Buying Tip #3
Does the projector offer interactive features (and do interactive features matter to you)?
Many ultra-short-throw projectors (and a smaller number of short-throw projectors) offer standard or optional interactive features. These features allow the presenter and even viewers to use an interactive pen to annotate and collaborate, right on the screen. Think of the pen as a mouse, except it doesn't need to be connected to a laptop, and it can write like a stylus.
"Ultra-short-throw projectors add new levels of flexibility and interactivity to classrooms, meeting rooms and a range of commercial applications, transforming most flat surfaces into interactive screens," says Sander Phipps, senior product manager, Professional Projectors for Sony Electronics. "The newest models add interactive writing capabilities and simultaneous, dual-touch, interactive annotation on the projection screen with a special pen and drawing software." Determine if you'd like to pay a premium for interactive features and purchase accordingly.
Buying Tip #4What is the projector's brightness? A projector's brightness spec can provide useful information for comparison's sake. Brightness is usually measured in lumens, or light output, with many projectors in the short-throw and ultra-short-throw categories offering 3,000 Lumens brightness. Consider that the average. As a rule, "the larger the screen and the more ambient light in the room, the more lumens you will need," says Phipps.

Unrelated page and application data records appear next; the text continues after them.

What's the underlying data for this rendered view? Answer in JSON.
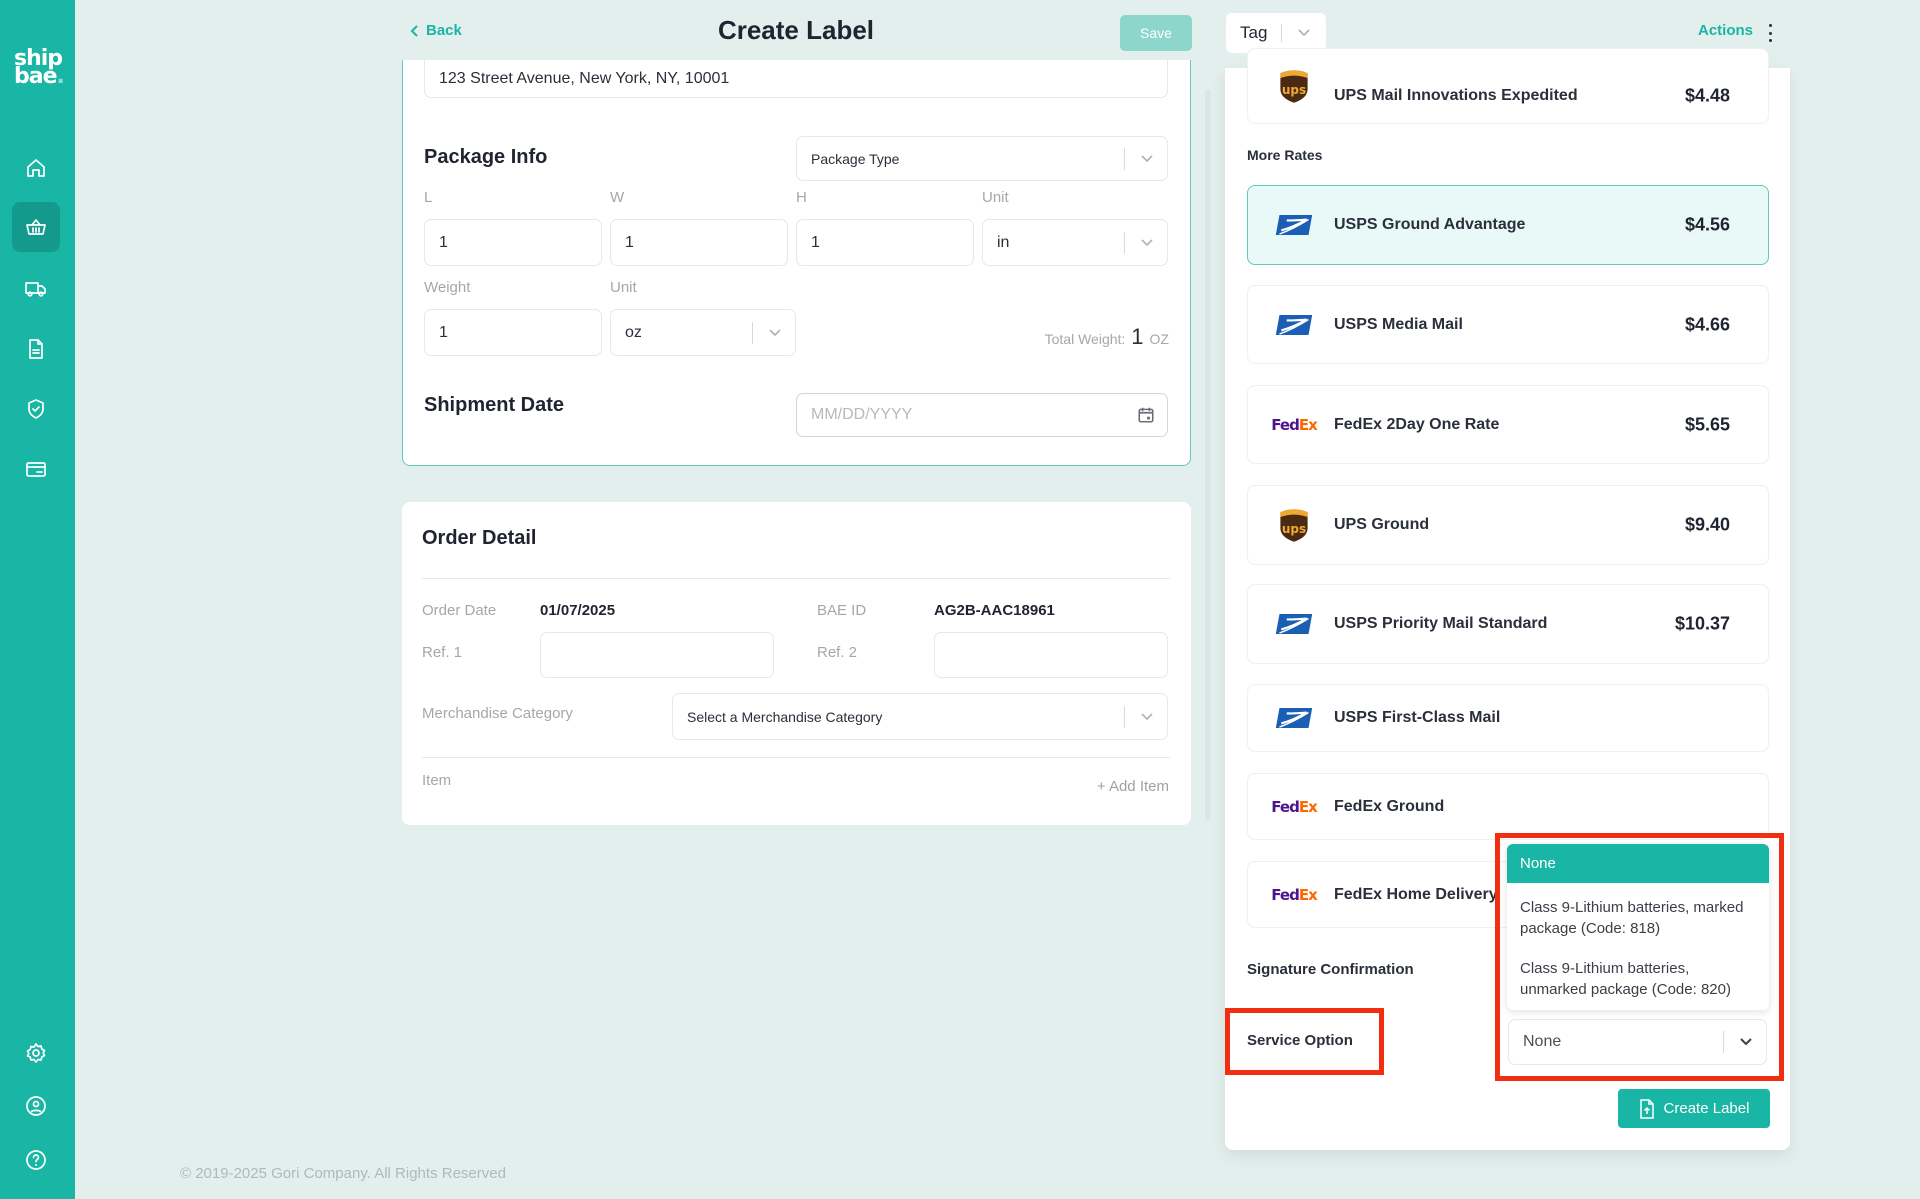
{
  "app": {
    "logo_line1": "ship",
    "logo_line2": "bae",
    "brand_color": "#19b5a5"
  },
  "sidebar": {
    "items": [
      {
        "icon": "home-icon",
        "active": false
      },
      {
        "icon": "basket-icon",
        "active": true
      },
      {
        "icon": "truck-icon",
        "active": false
      },
      {
        "icon": "document-icon",
        "active": false
      },
      {
        "icon": "shield-check-icon",
        "active": false
      },
      {
        "icon": "credit-card-icon",
        "active": false
      }
    ],
    "bottom_items": [
      {
        "icon": "gear-icon"
      },
      {
        "icon": "user-circle-icon"
      },
      {
        "icon": "help-icon"
      }
    ]
  },
  "header": {
    "back_label": "Back",
    "title": "Create Label",
    "save_label": "Save",
    "tag_placeholder": "Tag",
    "actions_label": "Actions"
  },
  "shipping_form": {
    "address_value": "123 Street Avenue, New York, NY, 10001",
    "package_info_title": "Package Info",
    "package_type_placeholder": "Package Type",
    "labels": {
      "l": "L",
      "w": "W",
      "h": "H",
      "unit": "Unit",
      "weight": "Weight",
      "weight_unit": "Unit"
    },
    "length": "1",
    "width": "1",
    "height": "1",
    "dimension_unit": "in",
    "weight": "1",
    "weight_unit": "oz",
    "total_weight_label": "Total Weight:",
    "total_weight_value": "1",
    "total_weight_unit": "OZ",
    "shipment_date_title": "Shipment Date",
    "shipment_date_placeholder": "MM/DD/YYYY"
  },
  "order_detail": {
    "title": "Order Detail",
    "order_date_label": "Order Date",
    "order_date_value": "01/07/2025",
    "bae_id_label": "BAE ID",
    "bae_id_value": "AG2B-AAC18961",
    "ref1_label": "Ref. 1",
    "ref1_value": "",
    "ref2_label": "Ref. 2",
    "ref2_value": "",
    "merchandise_label": "Merchandise Category",
    "merchandise_placeholder": "Select a Merchandise Category",
    "item_label": "Item",
    "add_item_label": "+ Add Item"
  },
  "rates": {
    "top_rate": {
      "carrier": "ups",
      "name": "UPS Mail Innovations Expedited",
      "price": "$4.48"
    },
    "more_rates_label": "More Rates",
    "items": [
      {
        "carrier": "usps",
        "name": "USPS Ground Advantage",
        "price": "$4.56",
        "selected": true
      },
      {
        "carrier": "usps",
        "name": "USPS Media Mail",
        "price": "$4.66",
        "selected": false
      },
      {
        "carrier": "fedex",
        "name": "FedEx 2Day One Rate",
        "price": "$5.65",
        "selected": false
      },
      {
        "carrier": "ups",
        "name": "UPS Ground",
        "price": "$9.40",
        "selected": false
      },
      {
        "carrier": "usps",
        "name": "USPS Priority Mail Standard",
        "price": "$10.37",
        "selected": false
      },
      {
        "carrier": "usps",
        "name": "USPS First-Class Mail",
        "price": "",
        "selected": false
      },
      {
        "carrier": "fedex",
        "name": "FedEx Ground",
        "price": "",
        "selected": false
      },
      {
        "carrier": "fedex",
        "name": "FedEx Home Delivery",
        "price": "",
        "selected": false
      }
    ],
    "signature_label": "Signature Confirmation",
    "service_option_label": "Service Option",
    "service_option_value": "None",
    "service_option_menu": [
      {
        "label": "None",
        "active": true
      },
      {
        "label": "Class 9-Lithium batteries, marked package (Code: 818)",
        "active": false
      },
      {
        "label": "Class 9-Lithium batteries, unmarked package (Code: 820)",
        "active": false
      }
    ],
    "create_label_button": "Create Label"
  },
  "footer": {
    "copyright": "© 2019-2025 Gori Company. All Rights Reserved"
  },
  "fedex_text": {
    "fe": "Fed",
    "ex": "Ex"
  },
  "ups_text": "ups"
}
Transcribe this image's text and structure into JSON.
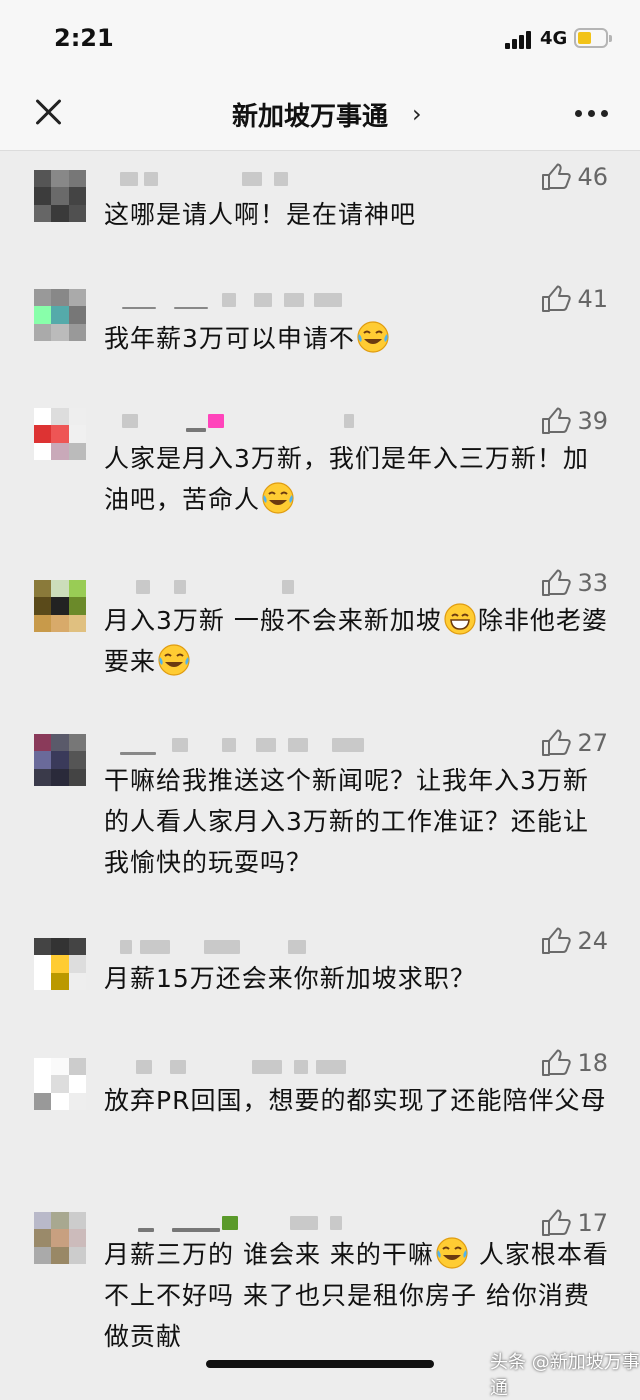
{
  "status": {
    "time": "2:21",
    "network": "4G"
  },
  "nav": {
    "title": "新加坡万事通",
    "chevron": "›"
  },
  "comments": [
    {
      "likes": "46",
      "text": "这哪是请人啊！是在请神吧"
    },
    {
      "likes": "41",
      "text": "我年薪3万可以申请不",
      "emoji": "laugh-cry"
    },
    {
      "likes": "39",
      "text_a": "人家是月入3万新，我们是年入三万新！加油吧，苦命人",
      "emoji": "laugh-cry"
    },
    {
      "likes": "33",
      "text_a": "月入3万新 一般不会来新加坡",
      "emoji_a": "grin",
      "text_b": "除非他老婆要来",
      "emoji_b": "laugh-cry"
    },
    {
      "likes": "27",
      "text": "干嘛给我推送这个新闻呢？让我年入3万新的人看人家月入3万新的工作准证？还能让我愉快的玩耍吗？"
    },
    {
      "likes": "24",
      "text": "月薪15万还会来你新加坡求职？"
    },
    {
      "likes": "18",
      "text": "放弃PR回国，想要的都实现了还能陪伴父母"
    },
    {
      "likes": "17",
      "text_a": "月薪三万的 谁会来 来的干嘛",
      "emoji": "laugh-cry",
      "text_b": " 人家根本看不上不好吗 来了也只是租你房子 给你消费做贡献"
    }
  ],
  "watermark": "头条 @新加坡万事通"
}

Buying Tip #5How important are energy savings to you? If your organization is looking to cut costs or become more environmentally friendly, you're not alone. Many short-throw and ultra-short-throw projectors boast energy efficiency features. Seek them out when considering different models. "In conventional projectors, energy use is primarily from the lamp," says Phipps. "So the more efficient a projector is at turning the lamp wattage into available light on the screen, the more energy efficient the projector is." Newer models that use LED and/or laser are more energy efficient in addition to being easier to maintain. Phipps adds, "Another maintenance issue that should be considered is filter cleaning cycles. Projectors that only require filters to be cleaned or changed at the same intervals as the lamp can lessen maintenance headaches."